→ **Your goal**: Copy exactly the line that contains "Serialize everything readable" plus all remaining lines of the data, and leave out every line before it.
*** Opening Source material ***
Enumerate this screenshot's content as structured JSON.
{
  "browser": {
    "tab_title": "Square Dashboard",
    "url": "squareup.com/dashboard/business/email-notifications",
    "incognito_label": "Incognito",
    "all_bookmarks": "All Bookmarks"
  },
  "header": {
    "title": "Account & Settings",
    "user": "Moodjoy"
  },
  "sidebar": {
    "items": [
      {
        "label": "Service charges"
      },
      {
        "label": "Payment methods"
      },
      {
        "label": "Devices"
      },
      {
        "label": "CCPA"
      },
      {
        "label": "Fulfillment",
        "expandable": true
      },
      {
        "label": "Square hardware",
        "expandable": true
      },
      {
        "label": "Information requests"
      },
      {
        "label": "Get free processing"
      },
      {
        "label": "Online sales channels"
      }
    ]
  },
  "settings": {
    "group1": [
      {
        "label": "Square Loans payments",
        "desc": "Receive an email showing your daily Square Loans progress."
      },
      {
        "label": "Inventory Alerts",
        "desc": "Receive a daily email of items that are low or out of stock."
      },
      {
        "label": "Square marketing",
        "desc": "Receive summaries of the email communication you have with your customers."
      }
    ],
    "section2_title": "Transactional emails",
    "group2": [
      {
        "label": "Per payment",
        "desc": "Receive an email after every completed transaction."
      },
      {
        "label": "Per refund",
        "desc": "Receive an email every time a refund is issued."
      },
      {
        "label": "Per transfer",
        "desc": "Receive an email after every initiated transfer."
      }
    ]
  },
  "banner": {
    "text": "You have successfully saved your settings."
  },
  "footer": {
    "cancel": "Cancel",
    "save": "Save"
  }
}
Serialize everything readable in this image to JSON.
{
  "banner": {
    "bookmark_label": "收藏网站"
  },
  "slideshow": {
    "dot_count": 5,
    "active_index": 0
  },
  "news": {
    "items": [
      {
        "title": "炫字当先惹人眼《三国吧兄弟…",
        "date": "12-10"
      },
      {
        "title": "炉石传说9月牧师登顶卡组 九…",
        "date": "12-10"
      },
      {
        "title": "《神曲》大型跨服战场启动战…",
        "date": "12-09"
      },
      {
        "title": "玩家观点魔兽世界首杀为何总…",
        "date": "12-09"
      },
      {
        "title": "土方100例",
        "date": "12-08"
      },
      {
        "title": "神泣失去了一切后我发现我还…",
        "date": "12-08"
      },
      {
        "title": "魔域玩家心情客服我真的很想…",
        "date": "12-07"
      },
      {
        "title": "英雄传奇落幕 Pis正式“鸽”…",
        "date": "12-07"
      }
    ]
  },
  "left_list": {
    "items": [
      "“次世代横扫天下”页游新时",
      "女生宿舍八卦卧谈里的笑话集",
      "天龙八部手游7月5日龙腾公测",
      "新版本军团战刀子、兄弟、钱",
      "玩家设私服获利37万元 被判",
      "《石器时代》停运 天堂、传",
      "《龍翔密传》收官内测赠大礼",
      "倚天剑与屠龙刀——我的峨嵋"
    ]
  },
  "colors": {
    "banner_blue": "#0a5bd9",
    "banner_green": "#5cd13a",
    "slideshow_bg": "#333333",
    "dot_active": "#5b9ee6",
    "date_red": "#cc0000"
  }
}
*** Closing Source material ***
→ **Solution below**:
Serialize everything readable in this image to JSON.
{
  "banner": {
    "bookmark_label": "收藏网站"
  },
  "slideshow": {
    "dot_count": 5,
    "active_index": 0
  },
  "news": {
    "items": [
      {
        "title": "炫字当先惹人眼《三国吧兄弟…",
        "date": "12-10"
      },
      {
        "title": "炉石传说9月牧师登顶卡组 九…",
        "date": "12-10"
      },
      {
        "title": "《神曲》大型跨服战场启动战…",
        "date": "12-09"
      },
      {
        "title": "玩家观点魔兽世界首杀为何总…",
        "date": "12-09"
      },
      {
        "title": "土方100例",
        "date": "12-08"
      },
      {
        "title": "神泣失去了一切后我发现我还…",
        "date": "12-08"
      },
      {
        "title": "魔域玩家心情客服我真的很想…",
        "date": "12-07"
      },
      {
        "title": "英雄传奇落幕 Pis正式“鸽”…",
        "date": "12-07"
      }
    ]
  },
  "left_list": {
    "items": [
      "“次世代横扫天下”页游新时",
      "女生宿舍八卦卧谈里的笑话集",
      "天龙八部手游7月5日龙腾公测",
      "新版本军团战刀子、兄弟、钱",
      "玩家设私服获利37万元 被判",
      "《石器时代》停运 天堂、传",
      "《龍翔密传》收官内测赠大礼",
      "倚天剑与屠龙刀——我的峨嵋"
    ]
  },
  "colors": {
    "banner_blue": "#0a5bd9",
    "banner_green": "#5cd13a",
    "slideshow_bg": "#333333",
    "dot_active": "#5b9ee6",
    "date_red": "#cc0000"
  }
}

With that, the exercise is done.